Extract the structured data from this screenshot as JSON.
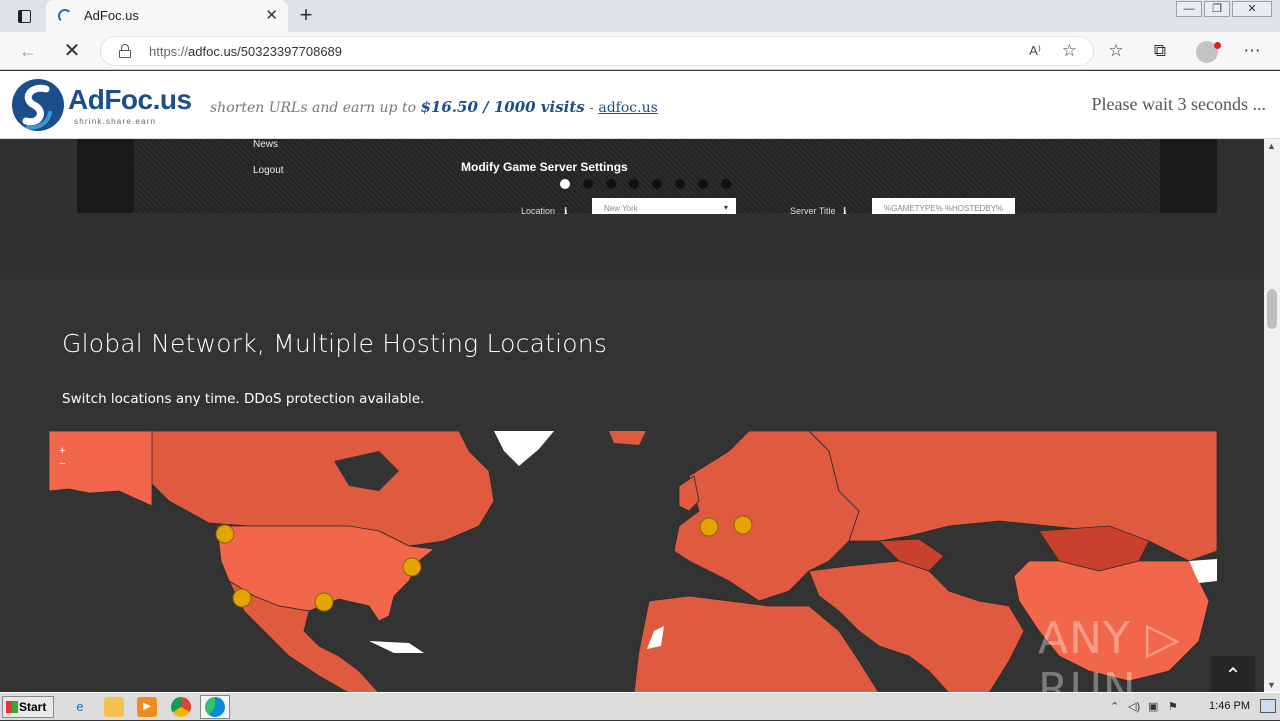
{
  "browser": {
    "tab_title": "AdFoc.us",
    "tab_close": "✕",
    "new_tab": "+",
    "url_prefix": "https://",
    "url_rest": "adfoc.us/50323397708689",
    "read_aloud": "A⁾",
    "minimize": "—",
    "restore": "❐",
    "close": "✕"
  },
  "adbar": {
    "logo_text": "AdFoc.us",
    "logo_tagline": "shrink.share.earn",
    "slogan_prefix": "shorten URLs and earn up to ",
    "slogan_price": "$16.50 / 1000 visits",
    "slogan_sep": " - ",
    "slogan_link": "adfoc.us",
    "wait_message": "Please wait 3 seconds ...",
    "accent_color": "#1a4f8b"
  },
  "hero": {
    "side_links": [
      "News",
      "Logout"
    ],
    "modify_title": "Modify Game Server Settings",
    "location_label": "Location",
    "location_value": "New York",
    "server_title_label": "Server Title",
    "server_title_value": "%GAMETYPE% %HOSTEDBY%",
    "carousel_count": 8,
    "carousel_active": 0
  },
  "section": {
    "title": "Global Network, Multiple Hosting Locations",
    "subtitle": "Switch locations any time. DDoS protection available."
  },
  "map": {
    "zoom_in": "+",
    "zoom_out": "−",
    "land_color": "#e05a40",
    "highlight_color": "#f2674b",
    "marker_color": "#e3a400",
    "markers": [
      "Seattle",
      "Los Angeles",
      "Dallas",
      "New York",
      "Paris",
      "Frankfurt"
    ]
  },
  "watermark": "ANY ▷ RUN",
  "to_top": "⌃",
  "taskbar": {
    "start_label": "Start",
    "clock": "1:46 PM"
  }
}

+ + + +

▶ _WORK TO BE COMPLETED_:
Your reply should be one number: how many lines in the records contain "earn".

▶ _EXERCISE RESPONSE_:
2